This morning, we read the Torah portion: Va-y’hi that describes the death of Jacob. He blesses his sons and grandsons: Ephraim and Menasheh. On Friday nights, we continue this tradition, by blessing our children with the words “Yesimkha Elohim K’Ephraim V’khim’Menasheh – may you be blessed like Ephraim and Menasheh.”
The question is why like the two of them and not like Abraham, Isaac, and Jacob? A midrash points to a possible answer. It describes how Ephraim and Menasheh, who grew up in a foreign land, with a different culture, were able to maintain their identity.
Jews living in the United States have to navigate complicated waters to celebrate our identity amidst hate and Anti-Semitism.
I believe that if we continue to stand up with others, build bridges with other communities, while standing even more strongly as Jews, we will endure this and future challenges.

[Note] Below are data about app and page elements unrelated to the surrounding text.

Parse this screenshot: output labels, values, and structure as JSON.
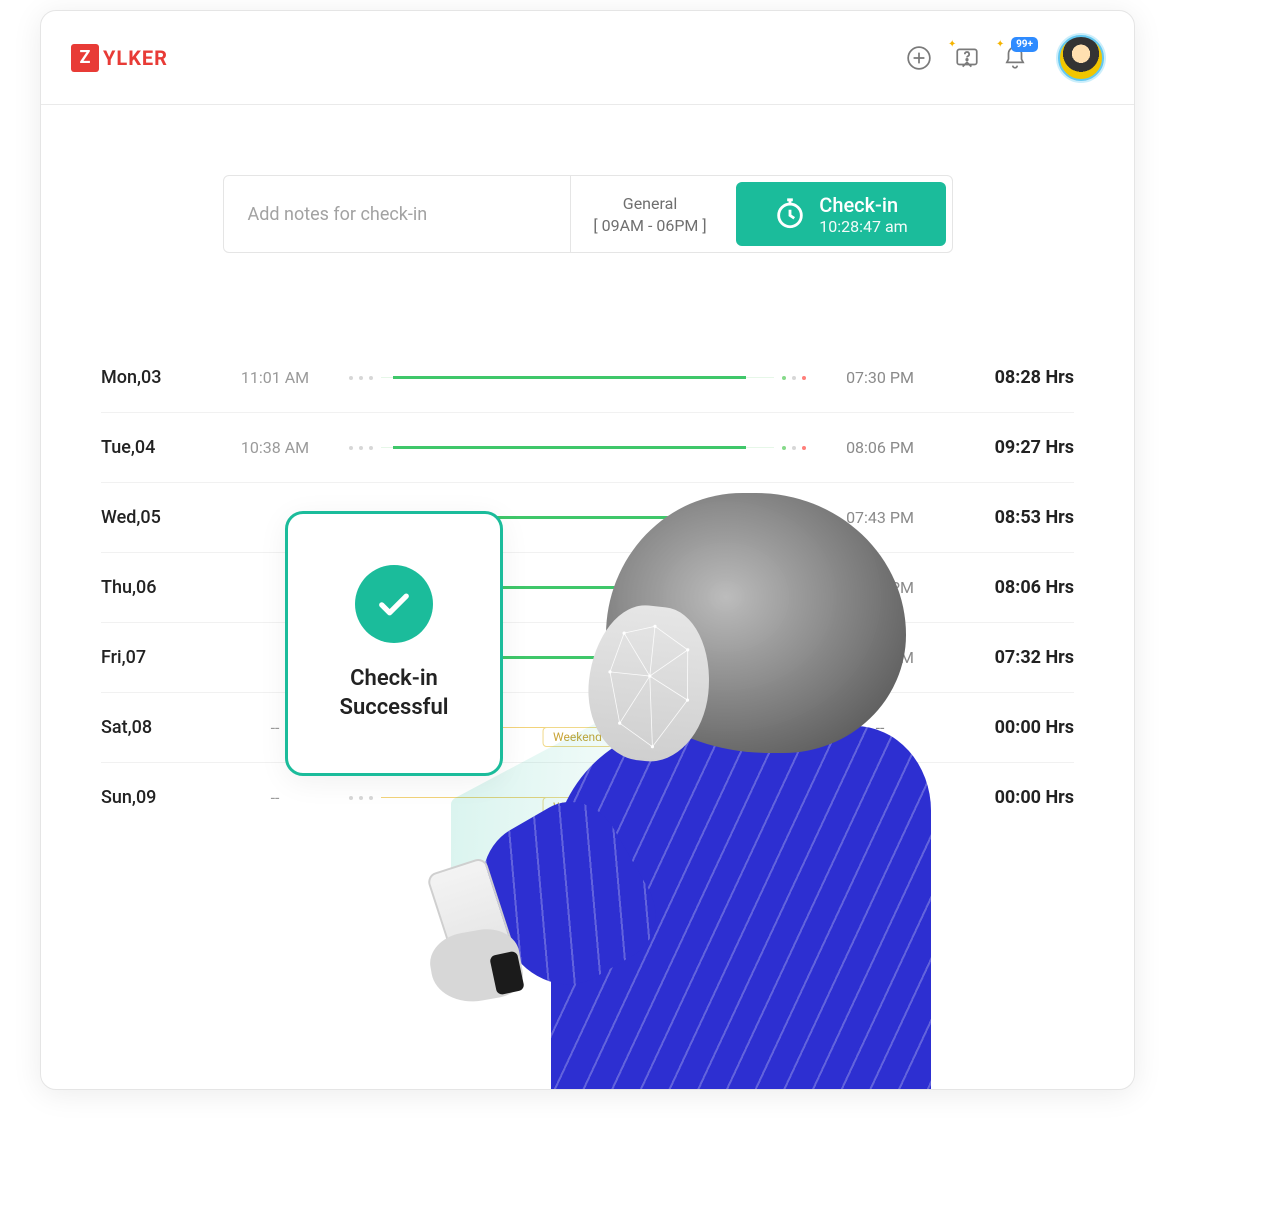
{
  "brand": {
    "badge": "Z",
    "text": "YLKER"
  },
  "header": {
    "notification_badge": "99+"
  },
  "checkin_bar": {
    "notes_placeholder": "Add notes for check-in",
    "shift_name": "General",
    "shift_hours": "[ 09AM - 06PM ]",
    "button_label": "Check-in",
    "button_time": "10:28:47 am"
  },
  "rows": [
    {
      "day": "Mon,03",
      "in": "11:01 AM",
      "out": "07:30 PM",
      "dur": "08:28 Hrs",
      "type": "work"
    },
    {
      "day": "Tue,04",
      "in": "10:38 AM",
      "out": "08:06 PM",
      "dur": "09:27 Hrs",
      "type": "work"
    },
    {
      "day": "Wed,05",
      "in": "",
      "out": "07:43 PM",
      "dur": "08:53 Hrs",
      "type": "work"
    },
    {
      "day": "Thu,06",
      "in": "",
      "out": "07:31 PM",
      "dur": "08:06 Hrs",
      "type": "work"
    },
    {
      "day": "Fri,07",
      "in": "",
      "out": "06:37 PM",
      "dur": "07:32 Hrs",
      "type": "work"
    },
    {
      "day": "Sat,08",
      "in": "--",
      "out": "--",
      "dur": "00:00 Hrs",
      "type": "weekend",
      "pill": "Weekend"
    },
    {
      "day": "Sun,09",
      "in": "--",
      "out": "--",
      "dur": "00:00 Hrs",
      "type": "weekend",
      "pill": "Weekend"
    }
  ],
  "popup": {
    "line1": "Check-in",
    "line2": "Successful"
  },
  "colors": {
    "accent": "#1BBC9B",
    "brand_red": "#E83B36",
    "blue": "#2d2fd1"
  }
}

As we were getting off the bus on Sunday night after our 14-hour trek, a couple of Emunah families greeted us with a large Israeli flag, loud music, and great enthusiasm.
Our weary, but proud group disembarked from the bus.
One member of our group came up to me and told the story of how she was almost killed in the AMIA bombing in Argentina on July 18, 1994. She told me how coming to this rally, was exactly what the Jewish community down there could not do.
Later in the week, she sent me a note: “On Sunday, with solidarity, in peace, with love, with no hate, with no fear, with trust & faith (bitahon & emunah) we walked, we shared, we marched as one, being one while each one of us was also unique & itself, thus making each number count for the big number. In the midst of pain & confusion is hard to believe that the sun will rise again, that every cloud has a silver lining…Perhaps that is the essence of what being Jewish is about and that is why we always say Lejaim with hope!”
The Jewish people’s response to hate and anti-Semitism over thousands of years remains to live life fully, proudly, and with hope.
May it always be so and let us all say, Amen.